● Required work
Whenever a line in the entries below contains "icon", copy that line.

*** Dataset content ***

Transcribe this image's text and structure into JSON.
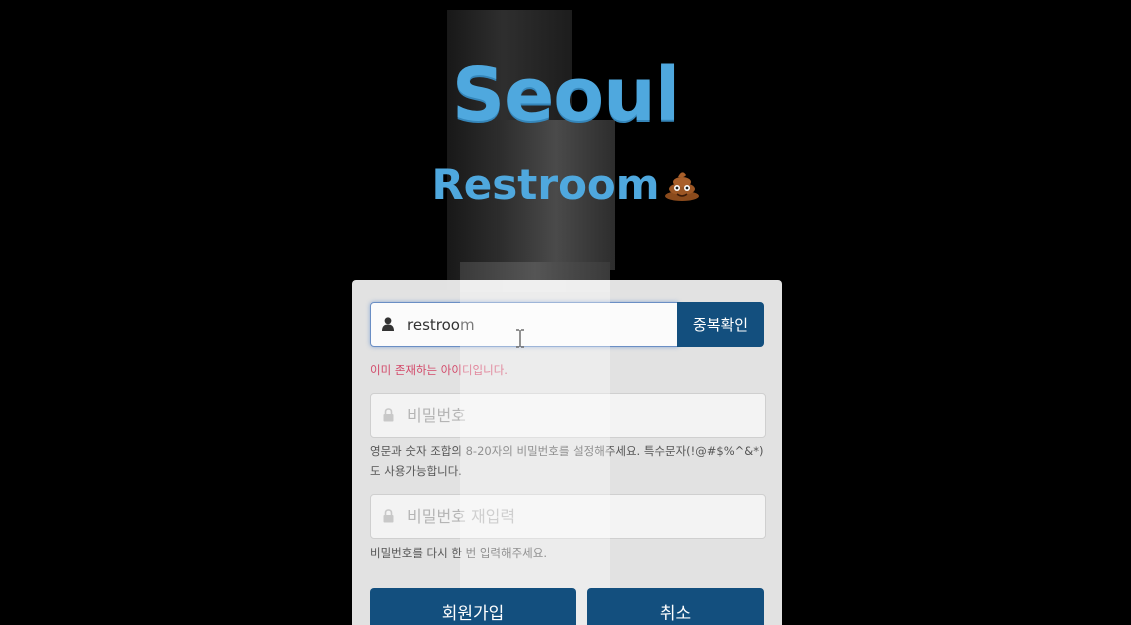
{
  "brand": {
    "title": "Seoul",
    "subtitle": "Restroom",
    "emoji_icon": "poo-icon",
    "color": "#4fa8de"
  },
  "signup": {
    "id_value": "restroom",
    "id_icon": "user-icon",
    "duplicate_check_label": "중복확인",
    "id_error": "이미 존재하는 아이디입니다.",
    "password_placeholder": "비밀번호",
    "password_icon": "lock-icon",
    "password_hint": "영문과 숫자 조합의 8-20자의 비밀번호를 설정해주세요. 특수문자(!@#$%^&*)도 사용가능합니다.",
    "password_confirm_placeholder": "비밀번호 재입력",
    "password_confirm_hint": "비밀번호를 다시 한 번 입력해주세요.",
    "join_label": "회원가입",
    "cancel_label": "취소"
  },
  "colors": {
    "primary_button": "#134f7e",
    "error_text": "#d34a6a"
  }
}
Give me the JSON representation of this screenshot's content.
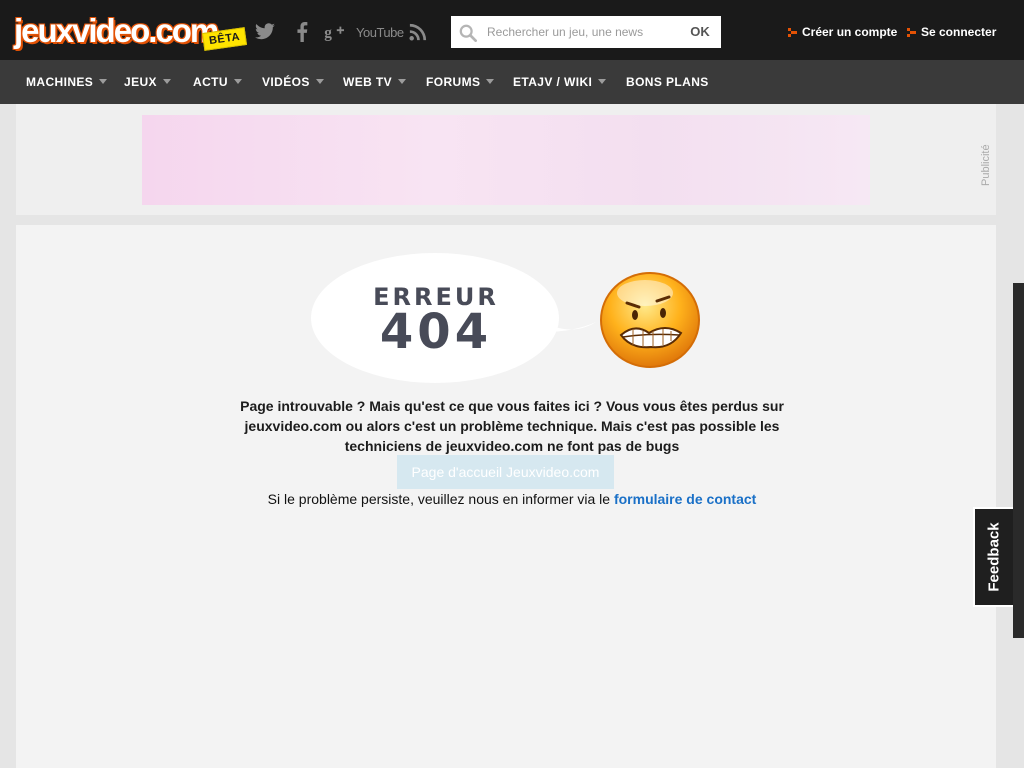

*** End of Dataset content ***

● Result
    "emoji_icon": "poo-icon",
    "id_icon": "user-icon",
    "password_icon": "lock-icon",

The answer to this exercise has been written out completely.